This ad cover for the Peter Paul Book Company (did they sell candy bars, too?) is devoid of any attention-grabbing vignette or decoration, but it caught my eye nonetheless. In small print beneath the company's particulars are the words: "We carry a full line of Writing Machine supplies." These booksellers, stationers, printers, etc. sold supplies for writing machines, but not the actual writing machine.
I assumed, correctly, they were referring to typewriters, but I wasn't completely sure. I don't recall ever having heard a typewriter referred to as a writing machine. Before my time, I guess.
Researching writing machines, I found a couple of interesting links for typewriter collectors and enthusiasts:
The Literary Piano, a Time Magazine article from 1954 that reviews two books about the invention of the typewriter and its effects on the writing culture.
These books sound like an interesting read because of current technology and the further decline of written communication. Today's concerns and fears echo similar thoughts from the late 1800s. With email and texting today, is handwriting a dying art? And with Amazon's Kindle, and other reading machines sure to come along, is bookselling (real books) a dying art?
As this ad cover led me to discover, the antiquated technology of a typewriter once posed questions about the demise of handwriting. It's still around. Current technology poses questions about the viability of bound books and bookselling. The jury's still out on these issues, but I feel certain the verdict will be favorable to both: Books, like handwriting, aren't going away.

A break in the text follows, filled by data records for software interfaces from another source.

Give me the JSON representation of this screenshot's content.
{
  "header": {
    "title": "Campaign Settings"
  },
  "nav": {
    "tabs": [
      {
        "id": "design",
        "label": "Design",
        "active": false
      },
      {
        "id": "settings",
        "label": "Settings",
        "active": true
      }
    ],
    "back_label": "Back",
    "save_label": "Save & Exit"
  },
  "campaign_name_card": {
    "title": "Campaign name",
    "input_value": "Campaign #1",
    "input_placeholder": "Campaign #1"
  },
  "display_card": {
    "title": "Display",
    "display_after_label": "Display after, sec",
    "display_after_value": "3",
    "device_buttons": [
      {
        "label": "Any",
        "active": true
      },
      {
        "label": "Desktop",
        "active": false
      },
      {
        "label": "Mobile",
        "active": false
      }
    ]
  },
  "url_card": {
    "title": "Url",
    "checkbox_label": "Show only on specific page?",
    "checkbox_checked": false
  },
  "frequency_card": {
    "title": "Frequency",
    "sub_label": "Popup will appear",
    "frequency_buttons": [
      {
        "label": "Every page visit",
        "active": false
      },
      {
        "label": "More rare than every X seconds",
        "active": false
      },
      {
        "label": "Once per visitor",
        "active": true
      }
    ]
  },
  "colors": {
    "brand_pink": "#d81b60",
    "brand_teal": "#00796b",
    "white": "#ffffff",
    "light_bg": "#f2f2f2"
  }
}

Coincidentally, I had a conversation about books and Kindles with my dentist last night while getting a root canal (pre-drilling, waiting for the Novocaine to kick in). I highly recommend a bibliophile endodontist when going through something like that!